**WHAT THIS TASK INVOLVES:** Pull each line with the string "maptiler" from the entries.

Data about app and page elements
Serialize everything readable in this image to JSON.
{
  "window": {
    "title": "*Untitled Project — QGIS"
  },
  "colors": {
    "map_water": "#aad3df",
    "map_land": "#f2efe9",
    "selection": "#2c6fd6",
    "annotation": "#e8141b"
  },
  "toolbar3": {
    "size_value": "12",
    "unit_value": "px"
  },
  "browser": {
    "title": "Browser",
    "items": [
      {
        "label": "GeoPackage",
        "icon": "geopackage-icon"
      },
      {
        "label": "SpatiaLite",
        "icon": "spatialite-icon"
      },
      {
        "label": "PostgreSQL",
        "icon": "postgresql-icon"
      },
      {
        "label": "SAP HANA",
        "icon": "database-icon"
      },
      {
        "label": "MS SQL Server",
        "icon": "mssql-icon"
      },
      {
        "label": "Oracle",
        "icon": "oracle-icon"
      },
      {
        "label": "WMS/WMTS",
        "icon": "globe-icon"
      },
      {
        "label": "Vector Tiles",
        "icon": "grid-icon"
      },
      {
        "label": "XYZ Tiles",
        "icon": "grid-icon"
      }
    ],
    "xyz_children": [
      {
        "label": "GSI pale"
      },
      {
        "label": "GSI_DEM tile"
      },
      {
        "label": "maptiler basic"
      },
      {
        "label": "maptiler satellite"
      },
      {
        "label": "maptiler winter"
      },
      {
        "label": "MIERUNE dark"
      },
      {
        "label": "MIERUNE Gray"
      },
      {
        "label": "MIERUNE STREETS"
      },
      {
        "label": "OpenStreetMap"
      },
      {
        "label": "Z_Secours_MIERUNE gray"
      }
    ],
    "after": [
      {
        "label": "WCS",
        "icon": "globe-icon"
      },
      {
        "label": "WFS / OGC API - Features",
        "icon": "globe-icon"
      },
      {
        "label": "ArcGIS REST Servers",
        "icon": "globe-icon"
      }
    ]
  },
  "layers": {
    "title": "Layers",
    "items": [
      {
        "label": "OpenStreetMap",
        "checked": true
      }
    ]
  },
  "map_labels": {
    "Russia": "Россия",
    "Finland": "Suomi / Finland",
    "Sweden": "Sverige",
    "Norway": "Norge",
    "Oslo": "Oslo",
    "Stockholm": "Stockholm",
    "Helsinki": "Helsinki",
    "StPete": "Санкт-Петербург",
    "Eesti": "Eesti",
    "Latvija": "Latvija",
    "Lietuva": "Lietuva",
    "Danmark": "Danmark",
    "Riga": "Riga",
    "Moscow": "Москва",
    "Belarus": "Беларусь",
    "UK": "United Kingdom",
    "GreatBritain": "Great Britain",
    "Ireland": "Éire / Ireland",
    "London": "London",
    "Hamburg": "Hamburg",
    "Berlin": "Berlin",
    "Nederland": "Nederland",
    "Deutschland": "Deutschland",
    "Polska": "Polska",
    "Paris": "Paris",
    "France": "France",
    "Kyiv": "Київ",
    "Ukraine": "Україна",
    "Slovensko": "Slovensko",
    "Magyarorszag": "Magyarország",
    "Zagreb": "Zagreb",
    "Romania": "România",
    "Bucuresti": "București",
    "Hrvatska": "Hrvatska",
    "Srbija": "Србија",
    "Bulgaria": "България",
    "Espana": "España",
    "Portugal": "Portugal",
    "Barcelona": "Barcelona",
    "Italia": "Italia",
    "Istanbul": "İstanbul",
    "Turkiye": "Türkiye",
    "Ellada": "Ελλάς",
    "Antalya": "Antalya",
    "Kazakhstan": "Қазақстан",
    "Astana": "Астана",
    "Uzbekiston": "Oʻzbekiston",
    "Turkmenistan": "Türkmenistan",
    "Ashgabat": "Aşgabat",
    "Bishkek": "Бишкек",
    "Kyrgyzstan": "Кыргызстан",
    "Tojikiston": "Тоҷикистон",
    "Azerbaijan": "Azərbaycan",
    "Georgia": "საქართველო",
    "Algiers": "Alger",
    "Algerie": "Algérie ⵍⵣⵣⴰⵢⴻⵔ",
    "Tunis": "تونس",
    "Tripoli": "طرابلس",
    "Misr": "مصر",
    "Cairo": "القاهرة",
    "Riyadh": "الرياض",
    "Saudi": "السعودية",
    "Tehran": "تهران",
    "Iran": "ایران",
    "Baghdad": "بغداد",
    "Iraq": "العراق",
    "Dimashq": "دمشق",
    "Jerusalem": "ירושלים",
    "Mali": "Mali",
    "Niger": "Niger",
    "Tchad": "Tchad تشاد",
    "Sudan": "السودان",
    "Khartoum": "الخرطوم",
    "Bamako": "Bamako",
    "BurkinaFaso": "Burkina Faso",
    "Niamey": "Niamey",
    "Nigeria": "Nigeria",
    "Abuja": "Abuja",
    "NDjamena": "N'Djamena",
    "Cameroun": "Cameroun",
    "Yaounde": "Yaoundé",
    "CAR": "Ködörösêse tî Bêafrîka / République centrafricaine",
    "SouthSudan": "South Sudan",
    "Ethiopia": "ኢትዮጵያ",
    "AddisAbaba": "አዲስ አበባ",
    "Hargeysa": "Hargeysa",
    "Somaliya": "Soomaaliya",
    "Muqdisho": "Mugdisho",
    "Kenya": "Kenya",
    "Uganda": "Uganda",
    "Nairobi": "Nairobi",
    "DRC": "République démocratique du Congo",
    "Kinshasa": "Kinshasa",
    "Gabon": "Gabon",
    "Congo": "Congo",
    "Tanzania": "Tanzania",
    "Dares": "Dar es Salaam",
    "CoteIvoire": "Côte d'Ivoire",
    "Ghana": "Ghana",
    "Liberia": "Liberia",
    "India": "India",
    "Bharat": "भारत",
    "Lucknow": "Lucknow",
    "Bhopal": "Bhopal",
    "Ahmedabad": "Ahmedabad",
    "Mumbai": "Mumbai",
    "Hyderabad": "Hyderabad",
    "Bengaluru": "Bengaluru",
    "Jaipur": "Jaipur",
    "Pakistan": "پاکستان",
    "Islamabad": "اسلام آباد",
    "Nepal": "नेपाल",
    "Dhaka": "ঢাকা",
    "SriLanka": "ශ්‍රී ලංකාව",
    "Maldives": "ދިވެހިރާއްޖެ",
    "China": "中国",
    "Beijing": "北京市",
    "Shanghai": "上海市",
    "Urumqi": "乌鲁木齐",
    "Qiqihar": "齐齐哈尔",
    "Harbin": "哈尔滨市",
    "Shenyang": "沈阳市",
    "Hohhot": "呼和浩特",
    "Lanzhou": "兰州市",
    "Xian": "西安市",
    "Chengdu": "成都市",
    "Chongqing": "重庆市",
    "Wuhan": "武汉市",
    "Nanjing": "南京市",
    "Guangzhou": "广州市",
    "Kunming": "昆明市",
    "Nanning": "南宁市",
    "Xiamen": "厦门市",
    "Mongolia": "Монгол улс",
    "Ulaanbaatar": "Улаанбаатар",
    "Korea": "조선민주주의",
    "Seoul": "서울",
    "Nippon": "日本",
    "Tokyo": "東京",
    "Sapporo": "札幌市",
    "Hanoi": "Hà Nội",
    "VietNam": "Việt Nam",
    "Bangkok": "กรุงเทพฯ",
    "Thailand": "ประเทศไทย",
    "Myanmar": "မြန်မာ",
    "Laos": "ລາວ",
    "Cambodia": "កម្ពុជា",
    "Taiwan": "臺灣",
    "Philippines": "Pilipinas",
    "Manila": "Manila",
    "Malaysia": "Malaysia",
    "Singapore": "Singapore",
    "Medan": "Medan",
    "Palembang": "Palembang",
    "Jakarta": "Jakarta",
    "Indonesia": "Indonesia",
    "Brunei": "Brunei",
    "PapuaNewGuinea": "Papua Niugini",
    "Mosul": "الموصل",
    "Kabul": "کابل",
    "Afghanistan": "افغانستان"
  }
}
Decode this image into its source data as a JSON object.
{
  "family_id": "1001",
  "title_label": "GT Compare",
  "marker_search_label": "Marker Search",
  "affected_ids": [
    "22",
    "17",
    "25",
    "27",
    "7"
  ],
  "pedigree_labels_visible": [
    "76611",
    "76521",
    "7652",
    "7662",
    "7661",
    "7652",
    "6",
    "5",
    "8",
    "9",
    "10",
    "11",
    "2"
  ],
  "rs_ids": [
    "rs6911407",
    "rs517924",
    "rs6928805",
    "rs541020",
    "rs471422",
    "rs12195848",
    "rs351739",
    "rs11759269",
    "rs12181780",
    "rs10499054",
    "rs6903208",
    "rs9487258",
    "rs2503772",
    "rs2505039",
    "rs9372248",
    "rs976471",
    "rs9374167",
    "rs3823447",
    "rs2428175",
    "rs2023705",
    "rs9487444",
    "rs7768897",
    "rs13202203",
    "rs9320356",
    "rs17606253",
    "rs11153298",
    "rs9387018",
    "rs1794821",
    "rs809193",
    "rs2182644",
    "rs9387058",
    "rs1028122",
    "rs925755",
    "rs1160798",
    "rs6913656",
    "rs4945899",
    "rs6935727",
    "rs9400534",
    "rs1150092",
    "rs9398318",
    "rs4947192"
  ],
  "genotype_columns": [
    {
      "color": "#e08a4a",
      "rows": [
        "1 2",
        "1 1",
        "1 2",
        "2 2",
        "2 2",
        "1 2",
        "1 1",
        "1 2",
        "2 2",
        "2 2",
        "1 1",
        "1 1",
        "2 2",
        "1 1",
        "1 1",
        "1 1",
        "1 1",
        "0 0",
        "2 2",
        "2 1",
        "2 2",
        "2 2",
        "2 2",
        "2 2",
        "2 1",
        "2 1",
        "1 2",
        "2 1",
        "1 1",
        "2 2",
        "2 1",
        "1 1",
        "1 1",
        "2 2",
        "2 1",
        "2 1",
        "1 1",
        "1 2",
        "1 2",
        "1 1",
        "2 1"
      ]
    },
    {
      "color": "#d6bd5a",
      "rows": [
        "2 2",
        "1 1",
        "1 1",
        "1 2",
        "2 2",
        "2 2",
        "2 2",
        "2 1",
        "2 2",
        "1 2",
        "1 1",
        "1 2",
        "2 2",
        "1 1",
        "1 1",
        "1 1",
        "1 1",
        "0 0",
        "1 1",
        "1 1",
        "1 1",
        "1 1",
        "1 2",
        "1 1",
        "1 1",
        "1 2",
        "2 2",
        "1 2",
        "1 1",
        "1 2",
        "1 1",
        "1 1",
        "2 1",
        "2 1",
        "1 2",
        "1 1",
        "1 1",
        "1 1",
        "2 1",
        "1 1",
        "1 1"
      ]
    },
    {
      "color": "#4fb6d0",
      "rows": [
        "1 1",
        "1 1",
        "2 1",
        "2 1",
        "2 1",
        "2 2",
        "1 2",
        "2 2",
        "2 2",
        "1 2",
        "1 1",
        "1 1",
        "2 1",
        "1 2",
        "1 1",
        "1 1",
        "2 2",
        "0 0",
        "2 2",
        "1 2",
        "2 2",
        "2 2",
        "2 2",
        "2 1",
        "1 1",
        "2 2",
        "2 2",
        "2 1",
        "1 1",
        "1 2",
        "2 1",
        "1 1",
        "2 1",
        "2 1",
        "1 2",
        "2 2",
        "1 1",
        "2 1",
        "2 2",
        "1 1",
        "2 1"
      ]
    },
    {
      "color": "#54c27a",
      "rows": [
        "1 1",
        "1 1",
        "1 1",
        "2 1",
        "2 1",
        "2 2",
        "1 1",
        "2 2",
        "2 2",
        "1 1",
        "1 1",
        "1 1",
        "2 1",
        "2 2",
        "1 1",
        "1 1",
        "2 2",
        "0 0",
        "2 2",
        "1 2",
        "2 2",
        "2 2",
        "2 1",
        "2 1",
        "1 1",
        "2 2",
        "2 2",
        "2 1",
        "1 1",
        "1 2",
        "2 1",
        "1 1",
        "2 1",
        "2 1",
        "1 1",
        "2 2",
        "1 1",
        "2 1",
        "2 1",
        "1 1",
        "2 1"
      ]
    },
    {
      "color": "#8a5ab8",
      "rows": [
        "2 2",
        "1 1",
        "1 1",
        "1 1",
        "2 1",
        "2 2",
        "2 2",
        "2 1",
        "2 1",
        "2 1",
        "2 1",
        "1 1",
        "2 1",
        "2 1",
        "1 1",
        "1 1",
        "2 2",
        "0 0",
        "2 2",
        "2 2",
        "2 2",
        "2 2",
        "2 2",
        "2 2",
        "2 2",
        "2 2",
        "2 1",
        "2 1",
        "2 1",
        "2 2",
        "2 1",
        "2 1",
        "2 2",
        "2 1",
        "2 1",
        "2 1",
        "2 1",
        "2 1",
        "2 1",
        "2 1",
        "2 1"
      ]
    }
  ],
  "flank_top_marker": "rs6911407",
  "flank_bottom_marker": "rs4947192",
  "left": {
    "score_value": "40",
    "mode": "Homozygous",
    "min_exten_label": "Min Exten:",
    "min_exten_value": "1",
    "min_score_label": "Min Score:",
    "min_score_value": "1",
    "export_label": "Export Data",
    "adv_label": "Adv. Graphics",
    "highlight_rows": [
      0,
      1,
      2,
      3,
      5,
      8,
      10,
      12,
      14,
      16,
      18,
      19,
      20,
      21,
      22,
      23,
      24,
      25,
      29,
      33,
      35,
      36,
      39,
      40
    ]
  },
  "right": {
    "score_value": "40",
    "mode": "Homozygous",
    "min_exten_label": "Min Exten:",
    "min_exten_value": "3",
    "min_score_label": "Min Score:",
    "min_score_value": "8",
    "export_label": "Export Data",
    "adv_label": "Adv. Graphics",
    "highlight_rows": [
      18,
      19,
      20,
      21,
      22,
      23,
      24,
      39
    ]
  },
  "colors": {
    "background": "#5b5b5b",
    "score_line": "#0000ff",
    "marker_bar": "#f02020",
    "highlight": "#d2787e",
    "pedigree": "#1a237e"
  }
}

**RESPONSE TO THIS TASK:**
        "label": "maptiler basic"
        "label": "maptiler satellite"
        "label": "maptiler winter"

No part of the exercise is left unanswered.